What is biodiversity?
The Convention on biological diversity defines biodiversity as the variability of living organisms of all origins, including among others, the earth, marine and other aquatic ecosystems and the ecological complexes they are a part of. This definition involves the concepts of diversity within and between species, and the diversity of ecosystems themselves.
These three interdependent concepts of biodiversity – genetical or intraspecific, specific or interspecific and ecosystemic, condition the sustainability of the ecosystems and the living beings that populate them by allowing them to survive normally to the changes of their environment.
- The first concept accounts for the genetical variability within species and allows them to adapt to the changes in their environment. It is one of the motors of evolution and the creation of new species. It is that very same variability that allows some individuals of a species to colonize new habitats.
- The second concept, the interspecific diversity, refers the number of living species. We generally think of this concept when speaking of “biodiversity” because it is the simplest to apprehend. Its depletion translates into the accelerated loss of living species (extinction crisis), generally due to brutal or very large-scaled modifications in the environment. The extinction of the dinosaurs is certainly the most popular, even though the scale of the one we are living today could appear more serious given its direct impact on humans.
- The third one, the ecosystemic diversity, assesses the diversity of the different ecosystems present on Earth. The ecosystems are constituted by:
- The living beings (including humans) that form the biocenosis
- The surrounding environment, the biotope, in which they live.
The concept of ecosystem explores the interactions between biotope and biocenosis, but also in-between species. The ecosystemic diversity is essential given that its depletion has a direct impact on interspecific diversity for the species that only live in certain habitats that suffer great disturbances. For example, many species living in coral reeves are in great danger because of the modification of water temperature due to global warming.
Why protect biodiversity?
Resulting in 3.5 billion years of evolution, the richness of the ecosystems supplies humanity with essential services.
First and foremost, the balance of biodiversity generates vital primary resources such as fresh water, aliments, or wood, and ensures the diversity of genetical identities. Balanced ecosystems then have a regulating function, regarding temperatures, climatic conditions, the management of waste and water but also pollination, crucial for the reproduction of vegetal species. They guarantee a safe habitat for migrating species, ensuring the viability of their genetical identity.

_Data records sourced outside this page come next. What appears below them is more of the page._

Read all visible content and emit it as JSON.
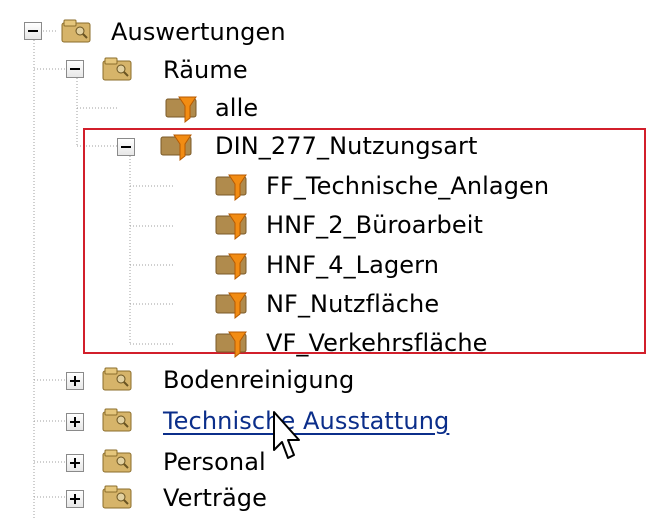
{
  "tree": {
    "root": {
      "label": "Auswertungen",
      "children": [
        {
          "label": "Räume",
          "children": [
            {
              "label": "alle"
            },
            {
              "label": "DIN_277_Nutzungsart",
              "children": [
                {
                  "label": "FF_Technische_Anlagen"
                },
                {
                  "label": "HNF_2_Büroarbeit"
                },
                {
                  "label": "HNF_4_Lagern"
                },
                {
                  "label": "NF_Nutzfläche"
                },
                {
                  "label": "VF_Verkehrsfläche"
                }
              ]
            }
          ]
        },
        {
          "label": "Bodenreinigung"
        },
        {
          "label": "Technische Ausstattung"
        },
        {
          "label": "Personal"
        },
        {
          "label": "Verträge"
        }
      ]
    }
  },
  "icons": {
    "folder": "folder-icon",
    "filter_folder": "filter-folder-icon",
    "expand": "plus-icon",
    "collapse": "minus-icon",
    "cursor": "mouse-cursor-icon"
  },
  "colors": {
    "selection_border": "#d21f2b",
    "link_text": "#0b2e8a",
    "tree_lines": "#9f9f9f",
    "folder_fill": "#d6b46a",
    "filter_funnel": "#f28c13"
  }
}
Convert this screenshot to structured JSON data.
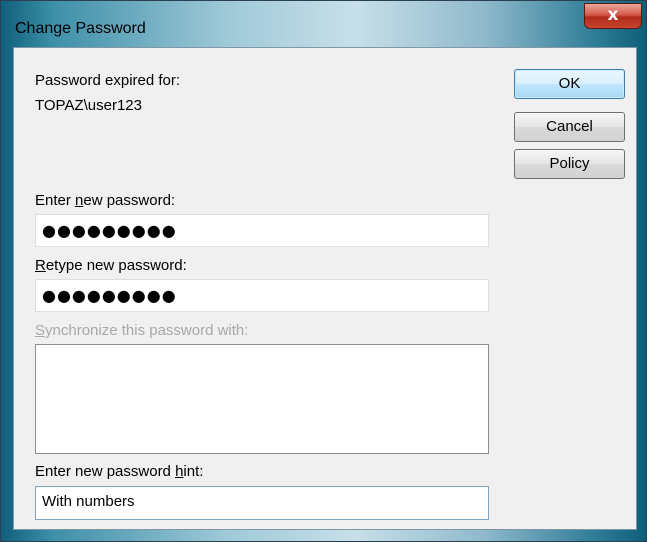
{
  "window": {
    "title": "Change Password",
    "close_glyph": "x"
  },
  "info": {
    "expired_label": "Password expired for:",
    "account": "TOPAZ\\user123"
  },
  "buttons": {
    "ok": "OK",
    "cancel": "Cancel",
    "policy": "Policy"
  },
  "new_password": {
    "label_pre": "Enter ",
    "label_key": "n",
    "label_post": "ew password:",
    "mask": "●●●●●●●●●"
  },
  "retype_password": {
    "label_key": "R",
    "label_post": "etype new password:",
    "mask": "●●●●●●●●●"
  },
  "sync": {
    "label_key": "S",
    "label_post": "ynchronize this password with:",
    "items": []
  },
  "hint": {
    "label_pre": "Enter new password ",
    "label_key": "h",
    "label_post": "int:",
    "value": "With numbers"
  }
}
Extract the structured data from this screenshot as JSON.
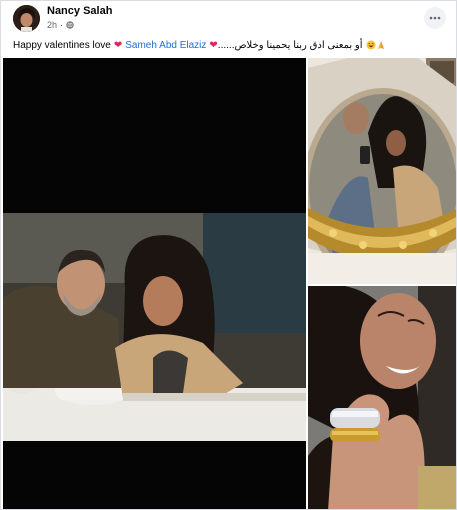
{
  "post": {
    "author_name": "Nancy Salah",
    "timestamp": "2h",
    "privacy_icon": "globe-icon",
    "more_icon": "more-options-icon",
    "caption": {
      "text_before_tag": "Happy valentines love",
      "tag": "Sameh Abd Elaziz",
      "arabic_text": "أو بمعنى ادق ربنا يحمينا وخلاص......",
      "heart_emoji": "❤",
      "laugh_emoji": "😂",
      "pray_emoji": "🙏"
    }
  },
  "colors": {
    "tag_link": "#216fdb",
    "heart": "#e0245e",
    "muted_text": "#65676b"
  }
}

Finally, the richness of ecosystems ensures humanity many immaterial advantages, cultural, spiritual and aesthetic.
Today, the depletion of biodiversity is a major source of preoccupation. We have entered a new era, the Anthropocene, and it is the first time for our planet that the major factor of environmental change is the action of humans.
OECD experts foresee that by 2050, the MSA (Mean Species Abundance) indicator will decrease by 10%. The ever-growing encroachment of human activities on the ecosystems but also air and water contamination and global warming resulting of those activities have dangerously weakened biodiversity. One third of soft water vegetal species have disappeared and this tendency will be more and more accurate if actions are not taken to stop the phenomenon. Humans will be victims of the depletion of species variety, especially the poor and indigenous populations that directly withdraw their lifestyle from the services rendered by their ecosystems.
The UN’s 17 Sustainable development goals detail the many actions fields for which humans now have to commit in order to correct their impact and thus limit the effects of natural habitats depletion.